Tip: If a shot isn't working try acting out exactly what you've animated and instantly you should be able to 'feel' where you are going wrong.
You can either set-up a video reference to play within Maya, which means it'll play along with your timeline - you'll need to create an image sequence for this. (see video below)
Alternatively you can just play your video in Quicktime with frames turned on so you can see on what frame the poses are on.
2. Blocking animation
The best workflow for animation is to first 'block out' your scene. This means setting all the key poses and positions first. You can do this using stepped keys or bracket your keys. Bracketed keys allow you to control the number of frames between each key pose.
Once yo have blocked out your scene it's then easier to make adjustment to the timing of these keyframes and to perfect the poses.
This will be pose to pose animation and will look very robotic. Any over lapping, follow through and facial animation can be left until you refine your animation.
Tip: The fewer keyframes on the timeline the better at this stage, and add keyframes to all controllers (you are likely to need to animate) on the same frames on timeline - creating 'key poses'.
About Autodesk Maya
Autodesk Maya is industry standard software for CG modeling, animation and VFX. It's used locally and internationally for film, TV and games by companies such as Aardman Animaiton, Framestore, Blue Sky Studios, Industrial Light and Magic, to name but a few!
Maya is equipped with a cross-platform scripting language, called Maya Embedded Language or MEL. It is provided for scripting and a means to customize the core functionality of the software.
Technical Learning Objectives:
This workshop will Introduce students to the Maya interface, concentrating on the animation tools. Students will learn key-frame animation starting with Block-out passes, and moving onto Refine passes. The focus will be on weight, squash and stretch and personality. Students will be asked to create a 6 second animated sequence utilising these 3 animation principles.
Techniques and tools within Maya such as the Graph Editor and Motion Trails will be introduced. The students are encouraged to use action analysis to assist their learning.
A simple Maya character will be provided.
At the end of the workshop students should have a basic understanding of the animation workflow and techniques within Maya.
The workshops Aims Are :
To introduce the students to the animation techniques and workflow within Maya. To demonstrate the capabilities of Maya and to point students in the right direction to online tutorials and resources.
Links to Relevant Websites
3. Refining/Polishing animation
Once you've blocked out your animation and you're happy with the timing and poses (this is also a good time to get any feedback from team members/directors/UWE staff) it's now time to start refining your animation.

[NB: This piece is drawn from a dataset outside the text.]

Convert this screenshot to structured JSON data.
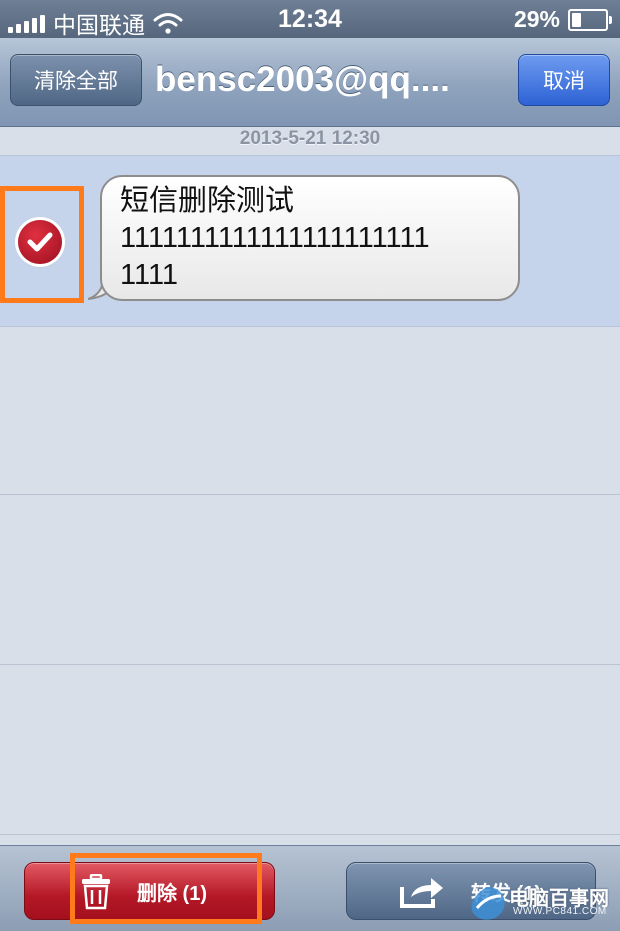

If you've used stepped keys you'll need to change your keys to Auto. You will see that now your animation will look floaty and you'll need to add extra keys to 'hold' certain poses.
If you used bracketed keys you'll need to start spacing out your keyframes so that the animation isn't as robotic and that not all parts of the character land on a key at the same time - offset your animation to create overlapping action.
Now is a good time to add any, overlapping, follow through and facial animation.
You can use the Graph Editor to set slow ins and out and refine the tangents between your keyframes.
Tip: When you have done your first refine pass start to 'tidy up' your curves in the graph editor. Removing any surplus keyframes - esp ones that aren't needed - use the tangent handles to create trajectories instead of keyframes. Smooth out any kinks in the curves.
Using the Grease Pen
The grease pen can be a useful tool for marking out poses or to mark out foot positions for example.
UWE students - Maya Push aniamtions
Descriptor entry last modified on --/--/2012